“While Brexit has undoubtedly had a positive impact on the level of FDI coming into Ireland, it looks like it is here to stay. Unlike previously Ireland no longer has to compete with the UK when international investors look at acquisitions to scale into Europe. Increased interest from private equity firms which was initially motivated in part by Brexit has been consistent over the last 18 months, and there is little to indicate this trend will decline any time soon,” says O’Neill.


However, appropriate planning and infrastructure solutions remain essential to winning FDI into the future. “A renewed focus on investment in training and upskilling and environmental sustainability is under way to support FDI and the wider economy, amid technological and green transformations,” she says.

"More generally, of course, markets have obviously become unsettled with wider economic uncertainty resulting from the invasion of Ukraine and the resulting impact on oil and gas prices, as well as other supplies which will be limited as a result, so we will have to see how things play out amid the crisis."

Up until now Ireland has been able to waive a low corporation tax rate of 12.5 per cent on trading income.

"While Ireland, as part of the OECD's Pillar Two plan, has agreed to implement a 15 per cent corporation tax rate for multinational entities with annual revenues in excess of €750 million, tax has never been the only factor in relation to international investment here," says James Keane, tax manager at Huawei Ireland.

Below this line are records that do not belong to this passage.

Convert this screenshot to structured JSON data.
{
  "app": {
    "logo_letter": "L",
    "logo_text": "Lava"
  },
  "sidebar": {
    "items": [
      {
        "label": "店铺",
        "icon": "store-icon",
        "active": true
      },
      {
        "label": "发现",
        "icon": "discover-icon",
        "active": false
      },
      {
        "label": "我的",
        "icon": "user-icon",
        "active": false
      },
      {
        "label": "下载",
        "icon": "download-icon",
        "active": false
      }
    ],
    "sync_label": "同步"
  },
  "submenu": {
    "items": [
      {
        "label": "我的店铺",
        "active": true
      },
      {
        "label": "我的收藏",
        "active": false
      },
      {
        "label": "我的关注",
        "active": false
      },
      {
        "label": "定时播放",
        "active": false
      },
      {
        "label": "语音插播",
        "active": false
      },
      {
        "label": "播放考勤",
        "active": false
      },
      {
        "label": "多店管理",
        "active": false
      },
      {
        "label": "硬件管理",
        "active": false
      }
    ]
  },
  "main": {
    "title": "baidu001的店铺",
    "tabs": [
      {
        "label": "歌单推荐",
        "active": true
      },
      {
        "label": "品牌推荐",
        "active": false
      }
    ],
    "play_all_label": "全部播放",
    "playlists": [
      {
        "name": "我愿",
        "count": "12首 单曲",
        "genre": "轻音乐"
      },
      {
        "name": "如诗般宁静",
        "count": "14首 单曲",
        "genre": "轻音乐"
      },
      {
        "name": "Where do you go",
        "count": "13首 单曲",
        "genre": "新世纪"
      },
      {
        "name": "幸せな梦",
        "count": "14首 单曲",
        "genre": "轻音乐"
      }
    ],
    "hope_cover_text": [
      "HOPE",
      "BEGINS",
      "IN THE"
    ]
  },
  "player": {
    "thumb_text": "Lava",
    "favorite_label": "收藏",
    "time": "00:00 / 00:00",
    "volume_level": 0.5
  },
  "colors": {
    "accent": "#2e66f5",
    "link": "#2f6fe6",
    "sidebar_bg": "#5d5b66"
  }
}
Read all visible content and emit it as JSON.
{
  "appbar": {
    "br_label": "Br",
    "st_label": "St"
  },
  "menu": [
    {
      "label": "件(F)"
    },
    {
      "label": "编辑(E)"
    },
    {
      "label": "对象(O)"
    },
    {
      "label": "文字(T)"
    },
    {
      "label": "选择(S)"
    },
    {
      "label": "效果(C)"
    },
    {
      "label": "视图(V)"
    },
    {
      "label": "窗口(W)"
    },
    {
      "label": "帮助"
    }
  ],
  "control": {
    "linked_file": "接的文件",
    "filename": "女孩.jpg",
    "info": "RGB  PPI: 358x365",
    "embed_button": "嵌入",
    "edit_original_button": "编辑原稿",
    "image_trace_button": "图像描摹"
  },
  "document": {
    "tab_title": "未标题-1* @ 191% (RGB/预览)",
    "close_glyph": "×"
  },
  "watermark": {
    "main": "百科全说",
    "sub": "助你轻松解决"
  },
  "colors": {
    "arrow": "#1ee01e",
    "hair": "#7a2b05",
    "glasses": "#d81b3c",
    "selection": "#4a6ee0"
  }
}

“There has been notable media commentary that this rate change, a key pillar of FDI for nearly 18 years, is a potential blow to Ireland’s competitiveness. But the increased corporation tax rate should not deter overseas investment and is still far below the average rate among European OECD countries of around 22 per cent. For example, the UK currently taxes trading profits at the rate of 19 per cent, rising to 25 per cent from 2023,” he says.

If anything the policy change brings clarity and certainty to a debate that has gone on for too long, he adds.

“The Government’s ultimate decisiveness on the matter is underpinned by Ireland’s track record of success in attracting inward investment over many years. The rate change does not affect the other factors that make Ireland an extremely attractive location for overseas investment – such as access to the EU market, a highly-educated English-speaking workforce and its growing international leadership in digital.”

He cites Huawei by way of example. “We have continued our investment in Ireland by committing to create another 110 jobs by the end of 2022, meaning that we will have added over 310 jobs in the period from 2019 to 2022,” says Keane.


Tax always needed to be put in context. “It is part of our offering but it is not our whole offering. Talent, consistency, stability, advantageous government policies and infrastructure all have a substantial role too,” says Maire O’Neill.

The flow of investment in the last 12 months has been substantial and many of the decisions which were made by overseas investors to set up and grow here were done so in full knowledge that Ireland would likely sign up to the global OECD pact, she says.

“We expect that investments such as these will continue in 2022 and beyond. Our experience from working with clients on their international tax structuring is that the relatively small increase in the headline tax rate from 12.5 per cent to 15 per cent has not discouraged multinationals considering Ireland as a base for expansion,” says O’Neill.

“If anything we have seen increased activity in terms of companies looking at their international tax structure now that there is more certainty around the global minimum tax rate and Ireland’s approach to the proposed changes.”

Indeed, the way the Government negotiated has turned out to be “the best way we could have come on board”, reckons Kevin Doyle of BDO. The €750 million turnover threshold plays to Ireland’s strengths.

“Historically where Ireland has done really well at attracting FDI is at the headcount of up to 30, which then mushrooms up to 100. A lot of those will be below the threshold and so pay 12.5 per cent . There are still lots of them in that small to medium and medium to large category,” says Doyle.

Over the threshold the consistency that now exists means Ireland will take an increased tax on operators over the threshold – a bonus.